If we’re friends on Facebook, you might notice that I post my opinion on politics and socio-economic matters. And you would know that I am not a big fan of the current administration of the Philippines. But let’s keep it at that, shall we? I don’t want to sound too radical.
One old and long gone issue which I wish to bring up as of now was the proposal of a certain congressman, who wished to eradicate prayers and religious images in government offices. I’m sure a lot of you are familiar with these kinds of things.
While the lawmaker already apologized for such a move, I think it would be relevant here to discuss my thoughts on why it was pretty reckless on his part to do so. From a secular and purely unbiased viewpoint (well, not really), I’d better discuss the reasons why I—and many others—disagree.
For one thing, I believe in the freedom of religion “cliché.”
This means that I believe that everyone has the right to practice their own faith, including the people in the government offices. Meaning, it’s their choice to implement prayers and put up religious images.
If there truly were a freedom of religion, then why should we restrict those who work in the government from praying or placing icons or images in their offices? Aren’t they—or we Catholics—paying taxes, aside from people who disagree with us?
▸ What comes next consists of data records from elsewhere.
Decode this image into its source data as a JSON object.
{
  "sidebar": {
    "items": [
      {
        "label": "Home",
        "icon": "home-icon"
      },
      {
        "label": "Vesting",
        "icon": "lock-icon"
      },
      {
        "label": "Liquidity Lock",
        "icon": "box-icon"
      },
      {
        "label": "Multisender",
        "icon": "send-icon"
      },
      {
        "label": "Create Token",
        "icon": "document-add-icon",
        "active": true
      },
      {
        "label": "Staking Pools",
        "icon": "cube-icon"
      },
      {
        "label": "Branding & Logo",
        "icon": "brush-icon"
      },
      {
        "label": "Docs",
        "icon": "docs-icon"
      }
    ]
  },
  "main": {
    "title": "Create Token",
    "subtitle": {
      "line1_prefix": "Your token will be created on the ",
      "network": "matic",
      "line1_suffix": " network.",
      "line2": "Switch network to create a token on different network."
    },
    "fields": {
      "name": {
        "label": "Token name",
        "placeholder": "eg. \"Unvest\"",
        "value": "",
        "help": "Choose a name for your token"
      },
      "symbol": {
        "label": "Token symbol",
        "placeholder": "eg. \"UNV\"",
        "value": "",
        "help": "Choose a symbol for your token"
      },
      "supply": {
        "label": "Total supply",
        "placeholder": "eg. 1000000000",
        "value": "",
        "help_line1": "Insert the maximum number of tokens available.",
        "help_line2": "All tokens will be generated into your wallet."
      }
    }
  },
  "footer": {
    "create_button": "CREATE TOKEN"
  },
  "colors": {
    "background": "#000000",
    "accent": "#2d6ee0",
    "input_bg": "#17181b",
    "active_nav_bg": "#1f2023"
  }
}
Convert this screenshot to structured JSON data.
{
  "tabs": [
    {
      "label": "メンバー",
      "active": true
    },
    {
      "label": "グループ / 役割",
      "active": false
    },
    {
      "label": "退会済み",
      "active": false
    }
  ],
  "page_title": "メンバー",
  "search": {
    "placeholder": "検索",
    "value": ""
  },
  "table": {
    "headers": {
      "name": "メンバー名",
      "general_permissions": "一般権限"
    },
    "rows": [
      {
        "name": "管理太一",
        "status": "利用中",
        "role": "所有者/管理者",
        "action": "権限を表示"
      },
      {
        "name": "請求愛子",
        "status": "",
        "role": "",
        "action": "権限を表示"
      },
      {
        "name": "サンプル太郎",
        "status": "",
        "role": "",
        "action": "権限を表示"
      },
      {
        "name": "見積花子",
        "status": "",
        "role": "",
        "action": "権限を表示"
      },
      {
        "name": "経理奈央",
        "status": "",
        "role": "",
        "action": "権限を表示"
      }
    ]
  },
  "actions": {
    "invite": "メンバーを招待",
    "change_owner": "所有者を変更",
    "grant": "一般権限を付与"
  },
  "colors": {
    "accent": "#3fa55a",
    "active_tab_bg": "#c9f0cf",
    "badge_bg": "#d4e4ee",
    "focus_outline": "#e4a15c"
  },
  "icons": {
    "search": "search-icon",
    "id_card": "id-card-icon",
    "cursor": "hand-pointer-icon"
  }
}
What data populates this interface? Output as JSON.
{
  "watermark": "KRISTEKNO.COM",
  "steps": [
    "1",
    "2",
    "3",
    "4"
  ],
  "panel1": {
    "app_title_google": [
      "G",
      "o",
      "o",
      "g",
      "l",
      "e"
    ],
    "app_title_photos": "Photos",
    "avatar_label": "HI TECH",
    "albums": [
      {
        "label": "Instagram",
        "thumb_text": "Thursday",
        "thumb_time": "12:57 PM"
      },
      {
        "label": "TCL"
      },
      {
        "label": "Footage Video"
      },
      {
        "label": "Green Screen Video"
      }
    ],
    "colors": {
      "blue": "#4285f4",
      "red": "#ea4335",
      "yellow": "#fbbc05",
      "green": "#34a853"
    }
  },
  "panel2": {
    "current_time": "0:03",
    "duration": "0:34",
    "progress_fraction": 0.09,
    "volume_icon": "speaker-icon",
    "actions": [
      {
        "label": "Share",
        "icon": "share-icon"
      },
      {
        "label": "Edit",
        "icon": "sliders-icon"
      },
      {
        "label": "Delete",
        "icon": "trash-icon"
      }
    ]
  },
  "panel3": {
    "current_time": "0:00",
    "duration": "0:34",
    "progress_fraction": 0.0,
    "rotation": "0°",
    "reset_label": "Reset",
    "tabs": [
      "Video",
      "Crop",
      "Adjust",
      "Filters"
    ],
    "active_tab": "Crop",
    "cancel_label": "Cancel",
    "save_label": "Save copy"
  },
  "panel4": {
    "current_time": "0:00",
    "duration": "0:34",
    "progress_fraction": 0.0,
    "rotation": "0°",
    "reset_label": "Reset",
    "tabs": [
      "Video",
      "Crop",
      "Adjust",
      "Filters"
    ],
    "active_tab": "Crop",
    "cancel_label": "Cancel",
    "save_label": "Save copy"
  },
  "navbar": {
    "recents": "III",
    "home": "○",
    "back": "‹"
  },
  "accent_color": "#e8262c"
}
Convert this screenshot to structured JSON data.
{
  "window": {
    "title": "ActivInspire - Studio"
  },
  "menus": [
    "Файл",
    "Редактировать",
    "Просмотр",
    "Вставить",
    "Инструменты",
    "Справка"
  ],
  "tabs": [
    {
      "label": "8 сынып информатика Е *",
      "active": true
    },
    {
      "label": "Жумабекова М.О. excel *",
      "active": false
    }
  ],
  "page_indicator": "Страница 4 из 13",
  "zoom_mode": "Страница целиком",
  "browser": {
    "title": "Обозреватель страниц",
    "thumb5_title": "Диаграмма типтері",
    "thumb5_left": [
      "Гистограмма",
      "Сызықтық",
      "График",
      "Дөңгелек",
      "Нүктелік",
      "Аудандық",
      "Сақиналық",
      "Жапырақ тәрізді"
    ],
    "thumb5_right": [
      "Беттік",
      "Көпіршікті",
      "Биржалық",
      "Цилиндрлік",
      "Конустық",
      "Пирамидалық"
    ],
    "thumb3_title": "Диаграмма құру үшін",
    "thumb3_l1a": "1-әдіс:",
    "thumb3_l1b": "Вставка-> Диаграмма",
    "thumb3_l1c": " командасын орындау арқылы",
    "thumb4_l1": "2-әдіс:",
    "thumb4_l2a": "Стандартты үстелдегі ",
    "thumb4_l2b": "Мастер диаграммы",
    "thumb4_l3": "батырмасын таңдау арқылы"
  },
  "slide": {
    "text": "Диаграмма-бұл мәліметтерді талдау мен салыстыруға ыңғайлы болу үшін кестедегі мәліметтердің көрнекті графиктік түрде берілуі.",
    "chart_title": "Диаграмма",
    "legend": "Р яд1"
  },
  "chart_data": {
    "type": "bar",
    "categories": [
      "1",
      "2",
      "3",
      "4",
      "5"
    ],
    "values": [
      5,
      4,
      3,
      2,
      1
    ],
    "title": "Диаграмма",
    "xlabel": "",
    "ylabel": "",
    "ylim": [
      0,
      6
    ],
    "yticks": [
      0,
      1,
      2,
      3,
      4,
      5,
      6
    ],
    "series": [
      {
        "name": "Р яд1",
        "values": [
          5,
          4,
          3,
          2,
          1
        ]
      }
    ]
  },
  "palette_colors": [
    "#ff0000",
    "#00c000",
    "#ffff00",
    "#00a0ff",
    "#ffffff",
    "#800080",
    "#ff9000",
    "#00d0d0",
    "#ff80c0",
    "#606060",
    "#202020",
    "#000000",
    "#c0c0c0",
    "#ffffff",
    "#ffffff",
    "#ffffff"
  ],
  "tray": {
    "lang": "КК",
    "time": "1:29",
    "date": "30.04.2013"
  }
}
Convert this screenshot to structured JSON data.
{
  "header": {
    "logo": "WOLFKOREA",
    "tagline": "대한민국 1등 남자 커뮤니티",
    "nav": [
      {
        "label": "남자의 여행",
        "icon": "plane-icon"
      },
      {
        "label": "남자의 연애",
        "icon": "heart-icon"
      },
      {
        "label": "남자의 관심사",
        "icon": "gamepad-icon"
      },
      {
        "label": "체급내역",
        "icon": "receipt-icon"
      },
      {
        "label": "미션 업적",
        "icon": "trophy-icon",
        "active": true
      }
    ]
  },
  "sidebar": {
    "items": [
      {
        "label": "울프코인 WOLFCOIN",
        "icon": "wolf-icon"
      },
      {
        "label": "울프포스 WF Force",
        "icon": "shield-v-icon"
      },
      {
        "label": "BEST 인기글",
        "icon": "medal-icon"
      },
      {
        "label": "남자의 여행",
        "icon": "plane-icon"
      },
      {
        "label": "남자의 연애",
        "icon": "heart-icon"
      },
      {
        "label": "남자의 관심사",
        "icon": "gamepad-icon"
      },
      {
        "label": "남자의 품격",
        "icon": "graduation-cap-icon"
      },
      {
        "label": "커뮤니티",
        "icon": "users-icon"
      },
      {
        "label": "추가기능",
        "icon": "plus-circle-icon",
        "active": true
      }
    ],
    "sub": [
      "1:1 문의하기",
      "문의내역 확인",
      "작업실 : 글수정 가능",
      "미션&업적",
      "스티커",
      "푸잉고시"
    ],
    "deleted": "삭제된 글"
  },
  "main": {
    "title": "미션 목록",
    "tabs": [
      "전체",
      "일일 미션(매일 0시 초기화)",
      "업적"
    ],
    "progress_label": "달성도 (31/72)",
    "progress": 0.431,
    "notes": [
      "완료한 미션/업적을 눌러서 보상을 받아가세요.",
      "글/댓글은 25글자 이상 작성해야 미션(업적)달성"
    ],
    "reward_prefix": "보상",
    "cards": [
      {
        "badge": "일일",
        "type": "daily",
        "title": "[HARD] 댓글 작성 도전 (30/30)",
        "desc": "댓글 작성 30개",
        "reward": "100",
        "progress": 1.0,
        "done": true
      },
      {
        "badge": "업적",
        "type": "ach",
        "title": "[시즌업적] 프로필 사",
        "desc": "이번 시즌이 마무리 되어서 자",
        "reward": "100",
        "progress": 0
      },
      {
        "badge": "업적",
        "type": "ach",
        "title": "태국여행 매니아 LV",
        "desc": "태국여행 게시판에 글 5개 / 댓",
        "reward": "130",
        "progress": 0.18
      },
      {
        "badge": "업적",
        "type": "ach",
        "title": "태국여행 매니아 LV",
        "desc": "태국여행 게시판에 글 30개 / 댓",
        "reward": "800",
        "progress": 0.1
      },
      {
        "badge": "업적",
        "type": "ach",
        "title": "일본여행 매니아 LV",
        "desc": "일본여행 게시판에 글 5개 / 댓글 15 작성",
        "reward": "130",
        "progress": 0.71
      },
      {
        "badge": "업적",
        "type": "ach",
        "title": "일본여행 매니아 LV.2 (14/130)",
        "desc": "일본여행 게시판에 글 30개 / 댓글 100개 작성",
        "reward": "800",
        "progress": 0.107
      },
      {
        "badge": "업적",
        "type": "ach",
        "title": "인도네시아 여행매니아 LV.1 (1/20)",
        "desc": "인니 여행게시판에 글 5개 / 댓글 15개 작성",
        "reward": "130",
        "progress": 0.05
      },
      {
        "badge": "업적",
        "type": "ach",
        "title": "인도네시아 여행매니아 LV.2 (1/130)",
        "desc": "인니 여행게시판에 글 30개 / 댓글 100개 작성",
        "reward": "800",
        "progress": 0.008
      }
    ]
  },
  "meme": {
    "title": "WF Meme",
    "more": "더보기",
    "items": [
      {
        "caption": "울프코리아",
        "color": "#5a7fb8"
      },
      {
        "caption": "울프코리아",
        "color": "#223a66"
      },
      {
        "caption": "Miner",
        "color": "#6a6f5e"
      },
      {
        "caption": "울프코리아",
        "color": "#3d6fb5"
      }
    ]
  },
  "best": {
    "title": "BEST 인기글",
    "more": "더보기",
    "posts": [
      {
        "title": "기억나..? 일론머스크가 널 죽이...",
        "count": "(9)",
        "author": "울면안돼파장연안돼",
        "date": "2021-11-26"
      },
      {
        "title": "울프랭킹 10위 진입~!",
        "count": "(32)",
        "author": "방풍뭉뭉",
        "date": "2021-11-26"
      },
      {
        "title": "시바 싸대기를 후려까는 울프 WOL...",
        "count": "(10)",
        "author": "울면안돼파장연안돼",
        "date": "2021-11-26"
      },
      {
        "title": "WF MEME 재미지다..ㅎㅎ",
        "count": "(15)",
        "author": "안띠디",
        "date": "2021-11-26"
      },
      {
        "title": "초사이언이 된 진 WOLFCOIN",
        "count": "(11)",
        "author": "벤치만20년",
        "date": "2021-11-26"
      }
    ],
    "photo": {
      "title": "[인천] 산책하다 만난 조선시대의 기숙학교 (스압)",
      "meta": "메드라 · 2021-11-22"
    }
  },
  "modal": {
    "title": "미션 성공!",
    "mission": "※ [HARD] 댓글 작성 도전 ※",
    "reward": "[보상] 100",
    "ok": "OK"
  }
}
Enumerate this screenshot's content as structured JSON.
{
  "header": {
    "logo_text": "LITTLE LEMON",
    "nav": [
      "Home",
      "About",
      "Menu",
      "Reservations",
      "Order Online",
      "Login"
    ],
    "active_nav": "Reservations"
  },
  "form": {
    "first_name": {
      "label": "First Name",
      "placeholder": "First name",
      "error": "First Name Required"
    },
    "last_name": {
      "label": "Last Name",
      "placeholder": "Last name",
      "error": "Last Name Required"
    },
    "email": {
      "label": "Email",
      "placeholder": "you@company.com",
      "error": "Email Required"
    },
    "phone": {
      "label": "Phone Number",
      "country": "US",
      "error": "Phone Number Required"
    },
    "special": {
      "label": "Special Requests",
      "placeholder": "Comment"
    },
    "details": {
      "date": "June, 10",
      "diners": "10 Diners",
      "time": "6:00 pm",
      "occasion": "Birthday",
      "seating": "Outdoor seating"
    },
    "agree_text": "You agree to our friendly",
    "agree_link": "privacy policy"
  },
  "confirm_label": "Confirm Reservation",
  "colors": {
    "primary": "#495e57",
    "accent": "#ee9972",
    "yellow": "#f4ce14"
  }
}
For another, I also believe secularism does not involve the eradication of religious practices in public or religion in general, but the view that all beliefs—under the eye of a democratic state—should be treated as equal.
Pardon me if that may sound a bit…well…liberal from a traditionalist sense, but it’s true. We’re not imposing state atheism here, are we? If under the guise of democracy, we are to form a free nation, we can practice our creed, even in governments.
To add, Merriam-Webster defines “secular” as:
… not overtly or specifically religious.
There are a number of definitions which I found off the dictionary, but I guess that fits rather well in this case. No mention of an atheistic state there.
Under democracy, one could argue that the government shall not impose a state religion. But on the other side, this does not necessarily mean that the state cannot exercise its freedom to express the faith of its people. Simple, ain’t it?
What about “nosy” religious leaders trying to influence various aspects of the government? It would be hypocritical for me to speak of freedom, yet many would say that the Catholic Church wishes to take freedom away from others.
This goes both ways, actually. Over the span of time, we have known for certain that there are a lot of people who have tried to oppress religion and have spoken against it.
A lot of anti-religious folks over the course of history were trying to influence the government, so why can’t the Church do the same? Because we’ve been doing that ever since?
Umm… Yeah, that’s kind of what we do, fighting evil and stuff.
Anyhow, to cut things short, infringing the rights the government per se to express the freedom of religion is kind of far-out, don’t you think? Even if it were the case that there’s supposed to be no such thing as a state religion imposed in a “democratic” world, would it necessarily be a crime for the state to practice a certain accustomed belief, though not a state religion?
A false notion of respect would seriously lead to a compromise in our creed and in our faith. The deteriorating number of devout Christians would further be exacerbated due to the fact that a lot of our leaders are trying to scrap the devotional practices of people in the government, as well as public institutions.
As a predominantly Catholic nation, what would become of the religious sensibilities of the Philippines and its people, when public prayers and images in state institutions would be disallowed?
I’m happy that the motion for considering that sort of law had been abandoned. I don’t think it would actually change things, considering that most of the people here are Catholics.
And if the argument for the law would be to respect other faiths, then what a terrible way to do so—by throwing away all sorts of beliefs in general.
The law the congressman tried to impose wouldn’t really do so, but it’s a start. We pretty much know enough history to draw a conclusion as to where that would lead us.
[author] [author_image timthumb='on']http://www.ignitumtoday.com/wp-content/uploads/2011/09/jaredavatar-2-e1317737695228.jpg[/author_image] [author_info]Jared Combista is twenty-one and comes from the Philippines. He writes about the Church, touching on the topic of distributism although he still considers himself a student and not a scholar on the economic philosophy. He writes for Verum Nocet, as well as his personal blog, The Secular Catholic. He also plays music and he has no idea how that has to do with anything.[/author_info] [/author]